**Task goal**
Provide nothing except how many lines of the data contain the word "true".

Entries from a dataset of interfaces
---

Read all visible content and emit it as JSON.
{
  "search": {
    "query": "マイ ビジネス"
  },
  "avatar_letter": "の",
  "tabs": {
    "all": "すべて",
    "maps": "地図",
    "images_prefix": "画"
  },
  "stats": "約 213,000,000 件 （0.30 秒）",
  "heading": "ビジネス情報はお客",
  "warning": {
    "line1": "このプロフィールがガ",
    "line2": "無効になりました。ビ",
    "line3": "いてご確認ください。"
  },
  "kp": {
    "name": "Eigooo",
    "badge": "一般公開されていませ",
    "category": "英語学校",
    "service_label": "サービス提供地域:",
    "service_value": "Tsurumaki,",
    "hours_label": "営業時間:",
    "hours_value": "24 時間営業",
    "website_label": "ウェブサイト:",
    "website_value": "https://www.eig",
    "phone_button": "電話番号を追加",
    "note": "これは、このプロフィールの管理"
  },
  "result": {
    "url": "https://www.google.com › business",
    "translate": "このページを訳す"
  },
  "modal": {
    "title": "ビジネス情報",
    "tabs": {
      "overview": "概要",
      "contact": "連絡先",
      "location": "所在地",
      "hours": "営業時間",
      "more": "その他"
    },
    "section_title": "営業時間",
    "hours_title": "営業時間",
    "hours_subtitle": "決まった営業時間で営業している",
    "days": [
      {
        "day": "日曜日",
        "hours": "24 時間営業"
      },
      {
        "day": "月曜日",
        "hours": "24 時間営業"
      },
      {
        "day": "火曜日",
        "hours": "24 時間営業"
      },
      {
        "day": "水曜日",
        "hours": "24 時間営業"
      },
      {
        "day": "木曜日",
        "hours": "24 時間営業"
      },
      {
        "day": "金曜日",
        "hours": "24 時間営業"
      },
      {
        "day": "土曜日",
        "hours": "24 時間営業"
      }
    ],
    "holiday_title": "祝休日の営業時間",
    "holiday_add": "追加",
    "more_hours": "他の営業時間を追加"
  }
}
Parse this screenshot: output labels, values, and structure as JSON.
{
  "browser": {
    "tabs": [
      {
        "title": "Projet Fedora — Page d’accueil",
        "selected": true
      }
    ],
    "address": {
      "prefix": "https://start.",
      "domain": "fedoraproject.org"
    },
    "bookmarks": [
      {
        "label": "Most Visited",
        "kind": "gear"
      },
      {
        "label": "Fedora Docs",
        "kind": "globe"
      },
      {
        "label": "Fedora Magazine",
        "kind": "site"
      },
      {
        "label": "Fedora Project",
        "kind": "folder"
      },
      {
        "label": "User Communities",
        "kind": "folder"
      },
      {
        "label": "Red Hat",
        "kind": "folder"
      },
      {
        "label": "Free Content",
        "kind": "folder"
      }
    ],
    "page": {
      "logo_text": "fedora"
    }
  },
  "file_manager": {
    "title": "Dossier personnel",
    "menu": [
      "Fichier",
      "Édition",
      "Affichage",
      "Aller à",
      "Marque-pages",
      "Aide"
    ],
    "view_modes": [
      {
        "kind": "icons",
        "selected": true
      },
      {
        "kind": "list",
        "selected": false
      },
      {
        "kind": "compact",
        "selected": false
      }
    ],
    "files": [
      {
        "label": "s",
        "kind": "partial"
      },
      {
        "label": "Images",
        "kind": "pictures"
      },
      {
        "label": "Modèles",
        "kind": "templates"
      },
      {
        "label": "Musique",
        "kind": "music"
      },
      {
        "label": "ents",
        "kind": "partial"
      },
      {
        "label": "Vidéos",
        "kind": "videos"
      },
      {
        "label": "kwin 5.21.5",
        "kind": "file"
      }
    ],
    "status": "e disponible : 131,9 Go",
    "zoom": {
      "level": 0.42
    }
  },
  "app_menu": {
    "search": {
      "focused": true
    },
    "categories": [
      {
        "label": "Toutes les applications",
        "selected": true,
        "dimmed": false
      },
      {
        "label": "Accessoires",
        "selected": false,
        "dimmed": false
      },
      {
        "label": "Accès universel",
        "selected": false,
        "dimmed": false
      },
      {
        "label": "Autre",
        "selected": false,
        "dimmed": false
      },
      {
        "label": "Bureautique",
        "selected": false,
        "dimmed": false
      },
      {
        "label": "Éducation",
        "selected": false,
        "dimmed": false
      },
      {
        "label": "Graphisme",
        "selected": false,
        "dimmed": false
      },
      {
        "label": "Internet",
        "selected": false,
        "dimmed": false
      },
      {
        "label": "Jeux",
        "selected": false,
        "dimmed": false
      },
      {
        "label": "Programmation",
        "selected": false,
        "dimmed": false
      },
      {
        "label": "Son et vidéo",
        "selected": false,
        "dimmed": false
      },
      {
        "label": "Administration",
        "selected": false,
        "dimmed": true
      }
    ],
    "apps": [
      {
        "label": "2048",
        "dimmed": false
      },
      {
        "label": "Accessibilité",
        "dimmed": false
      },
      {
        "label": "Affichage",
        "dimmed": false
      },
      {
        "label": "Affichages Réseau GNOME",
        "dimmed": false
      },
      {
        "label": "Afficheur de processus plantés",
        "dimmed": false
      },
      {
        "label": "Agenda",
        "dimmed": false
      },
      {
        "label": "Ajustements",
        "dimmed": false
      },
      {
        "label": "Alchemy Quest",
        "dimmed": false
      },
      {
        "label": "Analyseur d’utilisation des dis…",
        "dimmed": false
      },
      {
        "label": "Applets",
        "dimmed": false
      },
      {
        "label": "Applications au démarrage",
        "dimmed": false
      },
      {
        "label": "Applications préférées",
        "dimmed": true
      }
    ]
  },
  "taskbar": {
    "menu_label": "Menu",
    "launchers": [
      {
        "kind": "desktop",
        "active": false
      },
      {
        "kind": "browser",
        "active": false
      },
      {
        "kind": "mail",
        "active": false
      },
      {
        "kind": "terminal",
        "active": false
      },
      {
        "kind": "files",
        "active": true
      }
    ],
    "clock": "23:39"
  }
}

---

**Response**
7